October 23, 2013

Person being manipulated by strings as if they were a puppet.

Research by a Longwood University professor found no evidence for the notion that smarter people are more likely to manipulate others, a common expectation that has come to be known as the "evil genius" hypothesis.

A study by Dr. George Banks, assistant professor of management, along with fellow researchers examined whether there is a relationship between intelligence and "socially exploitative social traits" such as Machiavellianism, narcissism and psychopathy, known as the "Dark Triad" (DT) traits. The "evil genius" hypothesis says that highly intelligent people tend to display these traits.

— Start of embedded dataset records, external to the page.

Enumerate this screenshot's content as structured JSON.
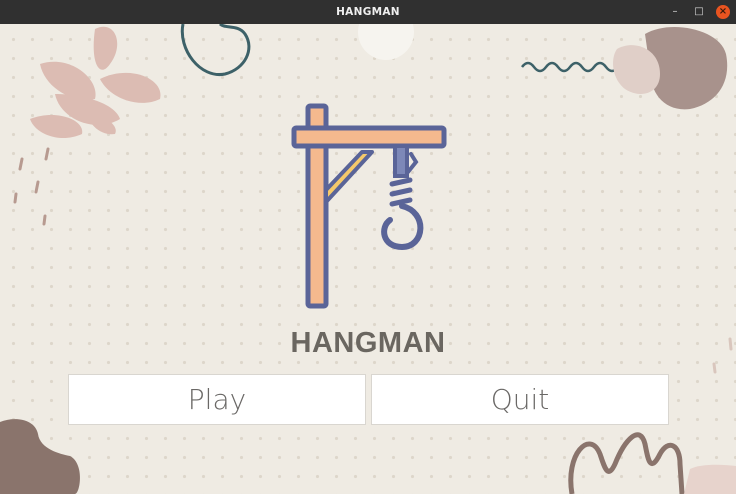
{
  "window": {
    "title": "HANGMAN",
    "controls": {
      "minimize": "–",
      "maximize": "□",
      "close": "×"
    }
  },
  "app": {
    "title": "HANGMAN",
    "buttons": {
      "play": "Play",
      "quit": "Quit"
    }
  },
  "colors": {
    "background": "#efebe3",
    "gallows_outline": "#5a6498",
    "gallows_fill": "#f4b98e",
    "gallows_brace": "#f5c96b",
    "close_button": "#e95420"
  }
}
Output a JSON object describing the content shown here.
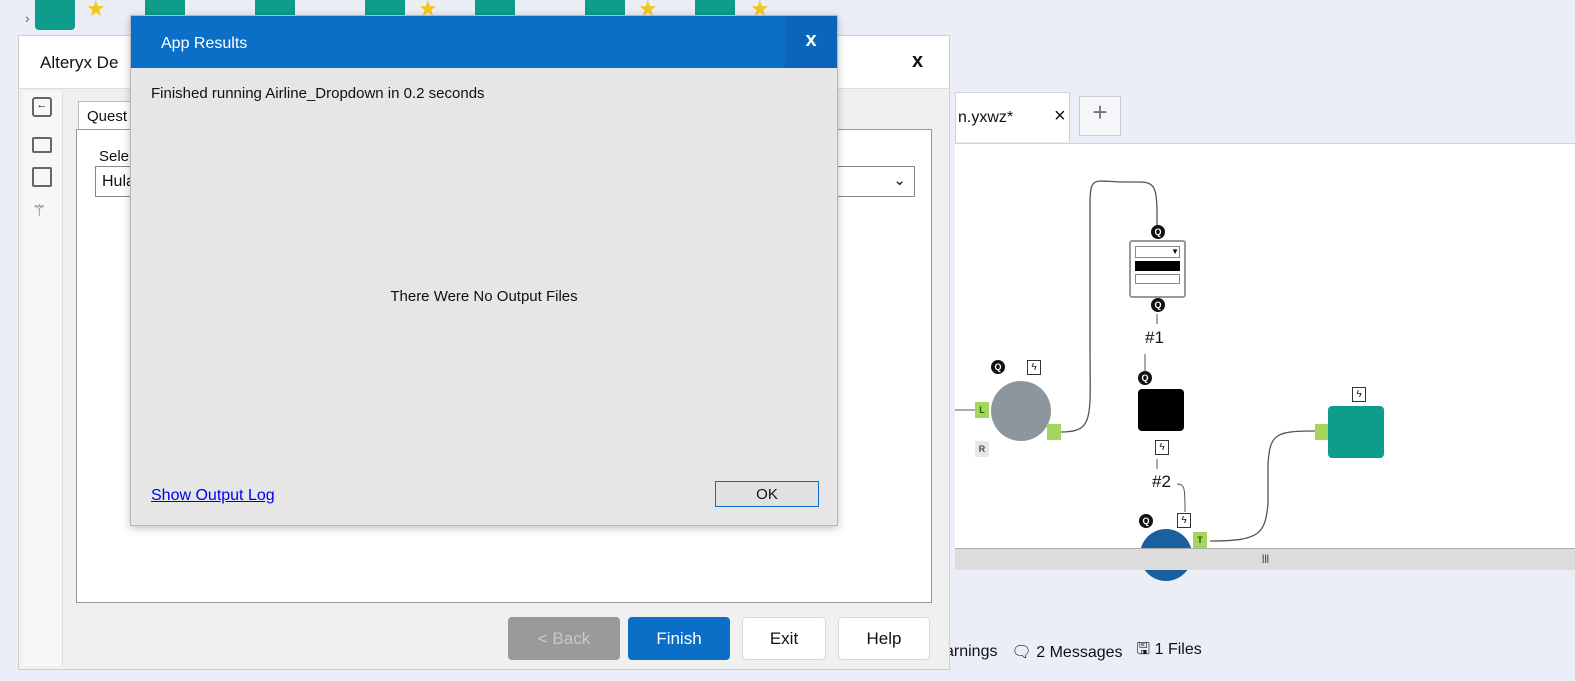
{
  "designer_window": {
    "title": "Alteryx De",
    "close": "x",
    "tab_label": "Quest",
    "select_label": "Sele",
    "select_value": "Hula",
    "buttons": {
      "back": "< Back",
      "finish": "Finish",
      "exit": "Exit",
      "help": "Help"
    }
  },
  "workflow_tab": {
    "label": "n.yxwz*",
    "close": "×",
    "add": "+"
  },
  "canvas": {
    "label_1": "#1",
    "label_2": "#2",
    "scroll_grip": "III"
  },
  "results_bar": {
    "warnings": "arnings",
    "messages": "2 Messages",
    "files": "1 Files"
  },
  "app_results": {
    "title": "App Results",
    "close": "x",
    "message": "Finished running Airline_Dropdown in 0.2 seconds",
    "no_output": "There Were No Output Files",
    "log_link": "Show Output Log",
    "ok": "OK"
  },
  "colors": {
    "accent": "#0b6fc7",
    "teal": "#0e9d8a",
    "anchor": "#a4d65e"
  }
}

"Thankfully, we found no support for the ‘evil genius’ hypothesis," said Banks, whose specialty is human resources and organizational behavior. "We also found no support for the ‘compensatory’ hypothesis, which states that less intelligent individuals compensate for their cognitive disadvantages by adopting manipulative behavioral tendencies. The results were very encouraging."

An article about the study, "A meta-analytic review of the Dark Triad-intelligence connection," has been accepted for publication in the Journal of Research in Personality.

The research reviewed 48 separate studies involving 10,313 participants that were conducted between 1965 and 2010. The participants were a representative sample of average working adults, said Banks. Forty of the studies were conducted in the United States, the others in Canada, Germany and Malaysia. The article states, "Those individuals whose personalities include such dark traits as Machiavellianism, narcissism and psychopathy are neither brute dullards nor evil geniuses on average."

"We were trying to determine if individuals who display socially exploitative qualities tend to be more intelligent or less intelligent," said Banks. "We looked at the entire range of both mental ability and DT traits. All of the studies examined the same things. A meta-analytic review, in which you take multiple studies and re-analyze the data together, is a good way to summarize multiple results."

Banks’ co-authors were Dr. Ernest O’Boyle of the University of Iowa, Dr. Donelson Forsyth of the University of Richmond and Dr. Paul Story of Kennesaw State University.

This is the second of three related studies on DT traits in which Banks has collaborated with O’Boyle, a former Longwood faculty member. The first, published in 2011 in the Journal of Applied Psychology, an elite publication in management, looked at the relationship between DT and counter-productive work behaviors. The third study, currently under review, examines the relationship between DT and positive personality factors known as the "Big Five." Dr. Charles White, assistant professor of management at Longwood, helped collect data in that project.

[Image courtesy of Shutterstock]